Thursday, September 9, 2010

Northern California judges persuaded by Shaggy defense to rule for two corporations

The cover of Shaggy's single
It Wasn't Me
This blog has previously chronicled the success of the Shaggy defense in the U.S. District Court for the Northern District of California.  Last week, two corporations pleaded in this manner one winning summary judgment and the other winning dismissal.

As previously noted:
In his ballad, 'It Wasn't Me' Shaggy is confronted by a series of allegations of infidelity including eyewitnesses who caught him 'on the bathroom floor' 'on the counter' 'on the sofa' 'in the shower' and with evidence on camera. Shaggy's friend advises that he say it was someone else, 'it wasn't me'.
In Velarde v. Wells Fargo Bank, Mr. and Mrs. Velarde alleged Wells Fargo foreclosed on their house with an invalid notice of foreclosure.  In addition, the Velardes sued First American First American stating it was not authorized to file the notice prior to its substitution as foreclosing trustee. The judge noted that pursuant to California Civil Code § 2924, however, “[t]he trustee, mortgagee, or beneficiary, or any of their authorized agents” may file “a notice of a default.” First American filed the notice of default “as agent for the current beneficiary,” which was Wells Fargo.  The judge found that First American could not be liable for this notice and dismissed the claim against it with prejudice.

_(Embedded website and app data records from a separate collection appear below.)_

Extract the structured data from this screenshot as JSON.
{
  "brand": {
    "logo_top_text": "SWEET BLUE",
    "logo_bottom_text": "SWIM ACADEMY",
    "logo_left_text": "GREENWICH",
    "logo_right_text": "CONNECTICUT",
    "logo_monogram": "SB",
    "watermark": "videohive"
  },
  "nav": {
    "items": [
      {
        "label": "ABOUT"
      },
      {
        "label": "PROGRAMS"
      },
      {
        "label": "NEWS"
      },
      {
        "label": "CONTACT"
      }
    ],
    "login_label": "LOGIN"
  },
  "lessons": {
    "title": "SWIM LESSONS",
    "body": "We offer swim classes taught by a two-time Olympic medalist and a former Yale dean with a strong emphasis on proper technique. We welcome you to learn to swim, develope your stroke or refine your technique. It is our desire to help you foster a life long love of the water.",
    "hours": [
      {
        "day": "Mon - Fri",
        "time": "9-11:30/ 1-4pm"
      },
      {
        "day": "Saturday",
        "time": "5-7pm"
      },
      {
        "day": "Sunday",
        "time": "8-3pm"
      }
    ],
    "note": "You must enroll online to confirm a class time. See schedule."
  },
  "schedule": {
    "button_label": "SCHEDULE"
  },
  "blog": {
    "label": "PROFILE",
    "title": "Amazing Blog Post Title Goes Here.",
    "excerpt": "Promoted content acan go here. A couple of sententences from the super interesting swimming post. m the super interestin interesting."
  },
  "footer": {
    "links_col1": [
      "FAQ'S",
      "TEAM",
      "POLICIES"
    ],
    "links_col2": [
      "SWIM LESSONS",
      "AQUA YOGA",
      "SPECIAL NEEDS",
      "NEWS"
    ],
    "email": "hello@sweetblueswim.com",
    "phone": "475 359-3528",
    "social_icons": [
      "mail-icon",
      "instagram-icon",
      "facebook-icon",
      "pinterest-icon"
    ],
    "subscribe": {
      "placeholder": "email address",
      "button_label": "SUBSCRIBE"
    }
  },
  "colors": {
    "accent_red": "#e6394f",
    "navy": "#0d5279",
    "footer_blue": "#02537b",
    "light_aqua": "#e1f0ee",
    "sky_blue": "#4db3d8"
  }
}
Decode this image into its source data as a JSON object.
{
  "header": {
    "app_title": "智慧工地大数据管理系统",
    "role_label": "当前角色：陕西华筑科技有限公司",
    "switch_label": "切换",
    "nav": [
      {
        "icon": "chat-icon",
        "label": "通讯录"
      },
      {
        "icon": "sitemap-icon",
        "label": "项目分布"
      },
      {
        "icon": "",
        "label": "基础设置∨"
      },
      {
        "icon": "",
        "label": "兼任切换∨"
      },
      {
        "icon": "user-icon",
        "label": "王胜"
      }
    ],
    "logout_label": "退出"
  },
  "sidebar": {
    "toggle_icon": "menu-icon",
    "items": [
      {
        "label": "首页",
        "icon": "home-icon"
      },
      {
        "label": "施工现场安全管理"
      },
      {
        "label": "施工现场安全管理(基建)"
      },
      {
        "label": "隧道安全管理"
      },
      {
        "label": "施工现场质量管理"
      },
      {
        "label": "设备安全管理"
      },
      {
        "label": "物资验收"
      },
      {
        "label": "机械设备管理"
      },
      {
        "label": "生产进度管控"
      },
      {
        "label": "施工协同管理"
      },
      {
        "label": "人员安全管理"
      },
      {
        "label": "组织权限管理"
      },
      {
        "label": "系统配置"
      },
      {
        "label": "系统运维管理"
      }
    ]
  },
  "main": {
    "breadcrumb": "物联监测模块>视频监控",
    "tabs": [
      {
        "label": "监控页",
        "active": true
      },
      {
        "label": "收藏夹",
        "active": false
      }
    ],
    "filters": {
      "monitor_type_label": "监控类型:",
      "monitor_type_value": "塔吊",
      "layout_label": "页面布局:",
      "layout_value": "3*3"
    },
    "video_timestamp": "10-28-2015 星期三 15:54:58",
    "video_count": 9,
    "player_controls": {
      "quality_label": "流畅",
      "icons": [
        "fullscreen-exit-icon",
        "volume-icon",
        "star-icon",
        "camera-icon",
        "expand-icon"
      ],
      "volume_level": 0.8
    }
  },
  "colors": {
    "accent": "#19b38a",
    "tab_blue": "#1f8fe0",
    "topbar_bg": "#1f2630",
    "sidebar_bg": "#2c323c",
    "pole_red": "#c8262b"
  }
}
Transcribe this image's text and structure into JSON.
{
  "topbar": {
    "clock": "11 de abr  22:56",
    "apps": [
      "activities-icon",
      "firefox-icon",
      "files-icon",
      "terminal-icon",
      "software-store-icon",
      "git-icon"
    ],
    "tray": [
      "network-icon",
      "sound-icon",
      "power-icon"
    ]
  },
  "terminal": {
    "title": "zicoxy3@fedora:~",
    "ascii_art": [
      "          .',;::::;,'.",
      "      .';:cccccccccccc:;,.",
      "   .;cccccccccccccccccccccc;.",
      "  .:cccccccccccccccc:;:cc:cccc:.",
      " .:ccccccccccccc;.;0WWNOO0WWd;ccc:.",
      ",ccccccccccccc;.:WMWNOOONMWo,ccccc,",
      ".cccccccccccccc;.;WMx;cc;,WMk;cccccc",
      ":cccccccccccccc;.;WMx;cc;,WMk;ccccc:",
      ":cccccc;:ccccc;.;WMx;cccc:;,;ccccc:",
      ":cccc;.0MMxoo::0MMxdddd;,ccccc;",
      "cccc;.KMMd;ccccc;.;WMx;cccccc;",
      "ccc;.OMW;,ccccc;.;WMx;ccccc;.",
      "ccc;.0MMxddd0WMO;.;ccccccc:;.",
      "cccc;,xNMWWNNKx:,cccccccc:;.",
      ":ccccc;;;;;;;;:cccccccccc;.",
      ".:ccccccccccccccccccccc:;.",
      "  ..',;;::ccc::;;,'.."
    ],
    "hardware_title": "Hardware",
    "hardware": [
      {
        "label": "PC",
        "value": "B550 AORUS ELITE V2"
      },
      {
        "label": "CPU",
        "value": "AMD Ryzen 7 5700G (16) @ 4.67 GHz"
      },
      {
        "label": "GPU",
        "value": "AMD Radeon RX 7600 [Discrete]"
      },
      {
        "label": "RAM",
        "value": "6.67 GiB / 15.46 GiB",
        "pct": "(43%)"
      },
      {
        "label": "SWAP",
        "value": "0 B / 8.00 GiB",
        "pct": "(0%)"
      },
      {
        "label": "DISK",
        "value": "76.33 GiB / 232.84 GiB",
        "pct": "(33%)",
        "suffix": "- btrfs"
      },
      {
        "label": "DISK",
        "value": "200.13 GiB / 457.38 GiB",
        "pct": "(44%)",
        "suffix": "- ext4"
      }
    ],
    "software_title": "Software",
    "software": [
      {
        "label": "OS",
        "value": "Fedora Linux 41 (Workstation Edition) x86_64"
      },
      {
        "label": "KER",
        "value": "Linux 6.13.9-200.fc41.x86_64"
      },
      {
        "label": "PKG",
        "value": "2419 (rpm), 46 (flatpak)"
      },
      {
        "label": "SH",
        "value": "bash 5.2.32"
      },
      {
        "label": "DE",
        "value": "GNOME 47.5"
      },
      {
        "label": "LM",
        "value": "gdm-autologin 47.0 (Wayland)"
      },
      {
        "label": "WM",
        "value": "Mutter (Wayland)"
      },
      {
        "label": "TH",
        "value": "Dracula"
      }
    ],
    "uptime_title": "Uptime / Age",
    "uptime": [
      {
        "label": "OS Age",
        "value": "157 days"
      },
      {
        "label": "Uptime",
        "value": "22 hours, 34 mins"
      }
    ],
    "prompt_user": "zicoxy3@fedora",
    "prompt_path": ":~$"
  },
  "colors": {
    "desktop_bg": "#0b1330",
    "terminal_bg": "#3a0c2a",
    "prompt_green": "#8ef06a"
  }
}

In SEIU Local 1877 v. Citiscape Property Management Group, Citiscape changed its maintenance contractor for one of its buildings.  The new contractor did not hire union workers who submitted grievances which Citiscape ignored.  The union stated that this was a violation of three combined collective bargaining agreements (CBAs), although the one covering the building with the new contractors was between the union and a separate company, Genesis.  Citiscape argued that it had nothing to do with the other agreement and the separate company could not bind it.  The Court agreed:
Appendix F does not state that Citiscape—who is neither a party nor signatory to Appendix F—also became an Employer under the CBA.  Nor would such an interpretation make any logical sense, given that there is no evidence that Genesis had the requisite authority to bind Citiscape to the CBA in any event.
Judge Armstrong granted Citiscape's motion for summary judgment.

No comments:

Post a Comment